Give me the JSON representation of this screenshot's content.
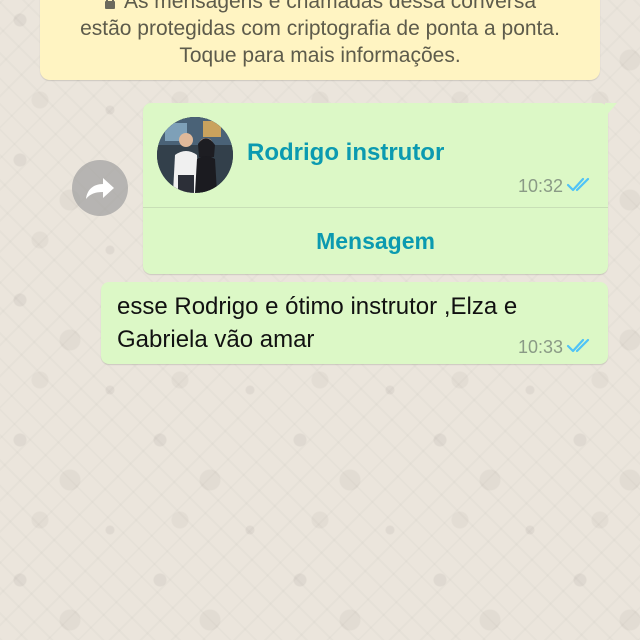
{
  "encryption_notice": {
    "line1": "As mensagens e chamadas dessa conversa",
    "line2": "estão protegidas com criptografia de ponta a ponta.",
    "line3": "Toque para mais informações."
  },
  "contact_message": {
    "name": "Rodrigo instrutor",
    "time": "10:32",
    "action_label": "Mensagem",
    "status": "read"
  },
  "text_message": {
    "text": "esse Rodrigo e ótimo instrutor ,Elza e Gabriela vão amar",
    "time": "10:33",
    "status": "read"
  },
  "icons": {
    "forward": "forward-icon",
    "lock": "lock-icon",
    "read_receipt": "double-check-icon"
  },
  "colors": {
    "chat_background": "#ece5dd",
    "notice_background": "#fff4c2",
    "outgoing_bubble": "#dcf8c6",
    "contact_accent": "#0b9ab0",
    "read_ticks": "#4fc3f7"
  }
}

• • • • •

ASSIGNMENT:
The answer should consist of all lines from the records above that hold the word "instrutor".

OUTPUT FOR THIS EXERCISE:
    "name": "Rodrigo instrutor",
    "text": "esse Rodrigo e ótimo instrutor ,Elza e Gabriela vão amar",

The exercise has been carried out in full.